It seems our hometown Veronicas not only grabbed the name first but also were pretty thorough in establishing their right to it. Not that anything stands in the way of pretty little girls with millions of dollars swirling about them. Thus, Sacramento’s power-pop fans now will dance to the sounds of the newly renamed Beyond Veronica. Still, there is some justice in the world—if you know how to find it.
Bonnie Veronica explained her need for the contested surname. “I had come to a point in my life where I was searching for something more, for whatever you want to call it, artistic growth, and so I planned a new path for myself, and that included taking on a new name.” She became Veronica. “I started using that [name] kind of as a cushion or a buffer to protect my true identity. I just liked the name.
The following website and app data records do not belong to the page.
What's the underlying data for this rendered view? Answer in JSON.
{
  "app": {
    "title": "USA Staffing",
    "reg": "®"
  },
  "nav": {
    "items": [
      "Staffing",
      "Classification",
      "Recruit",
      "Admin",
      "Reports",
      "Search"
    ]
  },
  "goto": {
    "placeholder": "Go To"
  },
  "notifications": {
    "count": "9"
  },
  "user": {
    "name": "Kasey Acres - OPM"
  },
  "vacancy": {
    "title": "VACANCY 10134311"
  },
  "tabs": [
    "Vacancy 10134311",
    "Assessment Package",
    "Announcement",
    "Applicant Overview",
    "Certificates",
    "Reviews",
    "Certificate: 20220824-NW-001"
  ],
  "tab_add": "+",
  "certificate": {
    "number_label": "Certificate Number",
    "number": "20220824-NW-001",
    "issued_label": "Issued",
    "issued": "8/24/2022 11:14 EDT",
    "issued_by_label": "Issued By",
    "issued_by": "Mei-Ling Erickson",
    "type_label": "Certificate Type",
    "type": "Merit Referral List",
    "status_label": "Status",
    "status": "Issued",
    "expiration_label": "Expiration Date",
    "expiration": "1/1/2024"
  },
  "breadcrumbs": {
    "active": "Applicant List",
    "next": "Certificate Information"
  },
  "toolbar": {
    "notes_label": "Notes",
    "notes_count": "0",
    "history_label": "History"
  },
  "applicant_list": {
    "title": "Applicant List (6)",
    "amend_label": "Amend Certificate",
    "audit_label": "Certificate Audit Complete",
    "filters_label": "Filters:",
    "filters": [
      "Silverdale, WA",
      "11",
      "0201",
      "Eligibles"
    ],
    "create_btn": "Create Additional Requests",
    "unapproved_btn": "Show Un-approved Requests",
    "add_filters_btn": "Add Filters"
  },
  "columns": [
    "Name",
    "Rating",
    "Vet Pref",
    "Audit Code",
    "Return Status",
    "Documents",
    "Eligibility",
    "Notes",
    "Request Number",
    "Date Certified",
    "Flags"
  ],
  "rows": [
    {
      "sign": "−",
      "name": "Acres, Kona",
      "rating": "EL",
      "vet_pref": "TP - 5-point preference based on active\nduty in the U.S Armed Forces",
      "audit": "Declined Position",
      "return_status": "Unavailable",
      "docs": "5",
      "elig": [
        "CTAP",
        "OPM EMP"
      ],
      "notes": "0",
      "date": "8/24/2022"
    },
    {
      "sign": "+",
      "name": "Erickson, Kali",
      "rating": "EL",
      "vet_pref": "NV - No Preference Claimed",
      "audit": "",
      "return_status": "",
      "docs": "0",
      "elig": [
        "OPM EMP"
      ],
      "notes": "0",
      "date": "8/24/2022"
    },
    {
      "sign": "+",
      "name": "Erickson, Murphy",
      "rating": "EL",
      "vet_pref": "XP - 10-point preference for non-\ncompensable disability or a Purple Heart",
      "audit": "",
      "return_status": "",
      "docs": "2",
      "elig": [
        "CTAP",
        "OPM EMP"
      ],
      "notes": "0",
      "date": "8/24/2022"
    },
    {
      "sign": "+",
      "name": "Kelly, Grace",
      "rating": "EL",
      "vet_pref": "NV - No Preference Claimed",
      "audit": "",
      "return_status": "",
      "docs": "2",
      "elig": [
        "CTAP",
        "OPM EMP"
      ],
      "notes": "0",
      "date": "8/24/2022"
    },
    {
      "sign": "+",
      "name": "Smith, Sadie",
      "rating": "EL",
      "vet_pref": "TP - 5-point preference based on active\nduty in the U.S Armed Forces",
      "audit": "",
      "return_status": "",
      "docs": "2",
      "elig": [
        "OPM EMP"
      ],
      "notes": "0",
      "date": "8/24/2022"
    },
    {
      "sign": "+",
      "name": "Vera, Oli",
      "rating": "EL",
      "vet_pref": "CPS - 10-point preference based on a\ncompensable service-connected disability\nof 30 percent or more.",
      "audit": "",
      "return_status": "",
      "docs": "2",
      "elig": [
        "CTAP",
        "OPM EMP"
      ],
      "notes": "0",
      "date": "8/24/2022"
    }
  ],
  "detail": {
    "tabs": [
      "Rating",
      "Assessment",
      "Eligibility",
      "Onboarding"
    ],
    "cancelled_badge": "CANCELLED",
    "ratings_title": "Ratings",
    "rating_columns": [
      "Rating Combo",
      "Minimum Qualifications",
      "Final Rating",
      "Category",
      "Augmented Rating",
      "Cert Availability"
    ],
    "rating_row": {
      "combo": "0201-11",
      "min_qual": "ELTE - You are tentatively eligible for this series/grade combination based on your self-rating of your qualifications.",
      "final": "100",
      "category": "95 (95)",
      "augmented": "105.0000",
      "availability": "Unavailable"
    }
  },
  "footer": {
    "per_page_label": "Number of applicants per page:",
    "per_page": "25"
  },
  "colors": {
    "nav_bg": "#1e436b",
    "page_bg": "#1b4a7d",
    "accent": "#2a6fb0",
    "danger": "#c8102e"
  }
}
If you do the numerical transferring of letters, it came to my number, which is six.” Sharing a name with another fierce brunette named Veronica, one of the Riverdale High gang in Archie Comics, was a plus as well. A large poster of the cartoon Veronica hangs in the basement of the house Bonnie Veronica shares with Kirk Larsen, her boyfriend and the co-founder and guitarist of Beyond Veronica.
Larsen and Veronica were introduced by mutual friends who figured they might make beautiful music together, in the literal sense. The two hit it off and began playing together immediately, sharing a passion for rock and pop from the 1960s up through the paisley underground scene of the 1980s. Six months down the road, it became clear that they had more than power pop in common, and they became a couple.
The duo also began putting together a band, and a band needs a name. “We tossed around a hundred million names, like everybody else, and just went through searching and trying to find a name that was free and clear that we could use.” Veronica recalled doing things the proper, legal way from the get-go.
From the moment it settled on a name, the band began taking steps to secure it. Veronica explained how a local band should do this: “Every time your name appears in the paper, save it. I had a box with every document. You’ve got be able to prove that you used the name.”
“It’s called prior usage,” Larsen cut in. “You can register with the U.S. trademark office for 300 bucks or something, but you still have to have used the name.” This registration was a step the band didn’t take. They might have regretted that decision had they gone to court to fight for the name. But, as Larsen explained, that was not a realistic option anyway.
“We realized we were kind of being forced to sell by default because we couldn’t afford to take them to court. So, rather than [pay] their attorneys, they paid us basically,” Larsen concluded.
So, did the artists formerly known as the Veronicas laugh all the way to the bank? Not quite. Though the band is unable to discolse the financial details of the settlement for legal reasons, Larsen described the band’s feelings of powerlessness. “We didn’t like that a corporation could just kinda say, ‘This is how it’s gonna be.’”
Of course, Beyond Veronica has an identity beyond the name. Veronica and Larsen are joined by Tim Pratt on bass, Kevin Coughlin on drums and recent addition Mark Badovinac on keyboards. Beyond Veronica continues to build a following with shows booked throughout California. A new self-titled CD will be available in local stores on August 15.
Meanwhile, the twins have used some of their millions to hire songwriter Toby Gad, whose past clients include Milli Vanilli and American Idol finalist Tamyra Gray.